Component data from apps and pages
★ ★ ★ ★ ★
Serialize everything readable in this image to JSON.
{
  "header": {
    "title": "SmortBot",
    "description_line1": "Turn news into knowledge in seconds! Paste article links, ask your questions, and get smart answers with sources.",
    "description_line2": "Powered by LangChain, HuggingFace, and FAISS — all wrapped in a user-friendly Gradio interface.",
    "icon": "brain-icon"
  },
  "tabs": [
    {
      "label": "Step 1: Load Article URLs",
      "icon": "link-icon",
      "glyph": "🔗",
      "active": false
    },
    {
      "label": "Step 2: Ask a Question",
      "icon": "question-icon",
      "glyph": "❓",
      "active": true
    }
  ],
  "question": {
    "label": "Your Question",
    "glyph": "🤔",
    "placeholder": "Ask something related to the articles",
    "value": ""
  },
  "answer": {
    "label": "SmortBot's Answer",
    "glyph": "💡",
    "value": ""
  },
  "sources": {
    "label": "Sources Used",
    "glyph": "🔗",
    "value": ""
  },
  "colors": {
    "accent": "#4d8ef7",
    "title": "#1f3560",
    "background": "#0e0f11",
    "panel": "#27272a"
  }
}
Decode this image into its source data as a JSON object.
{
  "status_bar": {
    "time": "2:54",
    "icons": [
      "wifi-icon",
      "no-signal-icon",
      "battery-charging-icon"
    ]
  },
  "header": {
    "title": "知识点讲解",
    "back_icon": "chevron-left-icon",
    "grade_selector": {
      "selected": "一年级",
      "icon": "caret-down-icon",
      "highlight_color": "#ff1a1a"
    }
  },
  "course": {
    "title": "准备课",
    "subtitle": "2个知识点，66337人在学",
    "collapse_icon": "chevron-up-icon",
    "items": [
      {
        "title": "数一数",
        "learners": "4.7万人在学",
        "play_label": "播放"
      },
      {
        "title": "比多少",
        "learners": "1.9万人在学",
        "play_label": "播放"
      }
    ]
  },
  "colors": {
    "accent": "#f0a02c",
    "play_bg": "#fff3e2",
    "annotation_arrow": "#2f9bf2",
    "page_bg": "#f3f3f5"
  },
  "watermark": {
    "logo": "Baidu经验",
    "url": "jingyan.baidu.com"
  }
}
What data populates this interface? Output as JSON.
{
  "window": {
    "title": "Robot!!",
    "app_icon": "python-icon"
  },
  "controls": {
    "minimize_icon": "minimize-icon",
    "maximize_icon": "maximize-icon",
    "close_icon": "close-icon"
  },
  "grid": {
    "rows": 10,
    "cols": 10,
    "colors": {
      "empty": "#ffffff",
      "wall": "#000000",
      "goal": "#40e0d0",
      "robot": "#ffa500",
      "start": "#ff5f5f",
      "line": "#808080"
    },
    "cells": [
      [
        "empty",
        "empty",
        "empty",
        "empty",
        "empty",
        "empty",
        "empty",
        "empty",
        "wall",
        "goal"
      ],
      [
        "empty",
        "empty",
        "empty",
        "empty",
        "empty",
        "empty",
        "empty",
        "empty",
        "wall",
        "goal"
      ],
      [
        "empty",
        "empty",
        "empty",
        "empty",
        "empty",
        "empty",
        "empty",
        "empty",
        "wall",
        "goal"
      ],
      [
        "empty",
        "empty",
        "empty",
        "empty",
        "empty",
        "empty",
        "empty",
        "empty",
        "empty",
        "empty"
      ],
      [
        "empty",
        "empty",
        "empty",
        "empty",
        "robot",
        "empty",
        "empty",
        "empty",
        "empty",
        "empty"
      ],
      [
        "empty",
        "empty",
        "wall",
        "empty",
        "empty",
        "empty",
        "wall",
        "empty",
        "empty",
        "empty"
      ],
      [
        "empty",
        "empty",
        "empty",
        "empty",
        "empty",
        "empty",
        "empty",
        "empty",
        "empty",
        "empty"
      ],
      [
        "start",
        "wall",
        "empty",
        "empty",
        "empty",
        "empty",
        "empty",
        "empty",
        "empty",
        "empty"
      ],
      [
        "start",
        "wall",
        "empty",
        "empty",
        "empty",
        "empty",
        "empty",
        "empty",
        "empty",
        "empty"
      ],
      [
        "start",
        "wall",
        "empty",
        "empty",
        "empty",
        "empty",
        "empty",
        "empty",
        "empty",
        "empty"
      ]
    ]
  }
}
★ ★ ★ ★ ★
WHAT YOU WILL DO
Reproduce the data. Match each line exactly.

ANSWER FOR THE TASK
Serialize everything readable in this image to JSON.
{
  "header": {
    "title": "SmortBot",
    "description_line1": "Turn news into knowledge in seconds! Paste article links, ask your questions, and get smart answers with sources.",
    "description_line2": "Powered by LangChain, HuggingFace, and FAISS — all wrapped in a user-friendly Gradio interface.",
    "icon": "brain-icon"
  },
  "tabs": [
    {
      "label": "Step 1: Load Article URLs",
      "icon": "link-icon",
      "glyph": "🔗",
      "active": false
    },
    {
      "label": "Step 2: Ask a Question",
      "icon": "question-icon",
      "glyph": "❓",
      "active": true
    }
  ],
  "question": {
    "label": "Your Question",
    "glyph": "🤔",
    "placeholder": "Ask something related to the articles",
    "value": ""
  },
  "answer": {
    "label": "SmortBot's Answer",
    "glyph": "💡",
    "value": ""
  },
  "sources": {
    "label": "Sources Used",
    "glyph": "🔗",
    "value": ""
  },
  "colors": {
    "accent": "#4d8ef7",
    "title": "#1f3560",
    "background": "#0e0f11",
    "panel": "#27272a"
  }
}
Decode this image into its source data as a JSON object.
{
  "status_bar": {
    "time": "2:54",
    "icons": [
      "wifi-icon",
      "no-signal-icon",
      "battery-charging-icon"
    ]
  },
  "header": {
    "title": "知识点讲解",
    "back_icon": "chevron-left-icon",
    "grade_selector": {
      "selected": "一年级",
      "icon": "caret-down-icon",
      "highlight_color": "#ff1a1a"
    }
  },
  "course": {
    "title": "准备课",
    "subtitle": "2个知识点，66337人在学",
    "collapse_icon": "chevron-up-icon",
    "items": [
      {
        "title": "数一数",
        "learners": "4.7万人在学",
        "play_label": "播放"
      },
      {
        "title": "比多少",
        "learners": "1.9万人在学",
        "play_label": "播放"
      }
    ]
  },
  "colors": {
    "accent": "#f0a02c",
    "play_bg": "#fff3e2",
    "annotation_arrow": "#2f9bf2",
    "page_bg": "#f3f3f5"
  },
  "watermark": {
    "logo": "Baidu经验",
    "url": "jingyan.baidu.com"
  }
}
What data populates this interface? Output as JSON.
{
  "window": {
    "title": "Robot!!",
    "app_icon": "python-icon"
  },
  "controls": {
    "minimize_icon": "minimize-icon",
    "maximize_icon": "maximize-icon",
    "close_icon": "close-icon"
  },
  "grid": {
    "rows": 10,
    "cols": 10,
    "colors": {
      "empty": "#ffffff",
      "wall": "#000000",
      "goal": "#40e0d0",
      "robot": "#ffa500",
      "start": "#ff5f5f",
      "line": "#808080"
    },
    "cells": [
      [
        "empty",
        "empty",
        "empty",
        "empty",
        "empty",
        "empty",
        "empty",
        "empty",
        "wall",
        "goal"
      ],
      [
        "empty",
        "empty",
        "empty",
        "empty",
        "empty",
        "empty",
        "empty",
        "empty",
        "wall",
        "goal"
      ],
      [
        "empty",
        "empty",
        "empty",
        "empty",
        "empty",
        "empty",
        "empty",
        "empty",
        "wall",
        "goal"
      ],
      [
        "empty",
        "empty",
        "empty",
        "empty",
        "empty",
        "empty",
        "empty",
        "empty",
        "empty",
        "empty"
      ],
      [
        "empty",
        "empty",
        "empty",
        "empty",
        "robot",
        "empty",
        "empty",
        "empty",
        "empty",
        "empty"
      ],
      [
        "empty",
        "empty",
        "wall",
        "empty",
        "empty",
        "empty",
        "wall",
        "empty",
        "empty",
        "empty"
      ],
      [
        "empty",
        "empty",
        "empty",
        "empty",
        "empty",
        "empty",
        "empty",
        "empty",
        "empty",
        "empty"
      ],
      [
        "start",
        "wall",
        "empty",
        "empty",
        "empty",
        "empty",
        "empty",
        "empty",
        "empty",
        "empty"
      ],
      [
        "start",
        "wall",
        "empty",
        "empty",
        "empty",
        "empty",
        "empty",
        "empty",
        "empty",
        "empty"
      ],
      [
        "start",
        "wall",
        "empty",
        "empty",
        "empty",
        "empty",
        "empty",
        "empty",
        "empty",
        "empty"
      ]
    ]
  }
}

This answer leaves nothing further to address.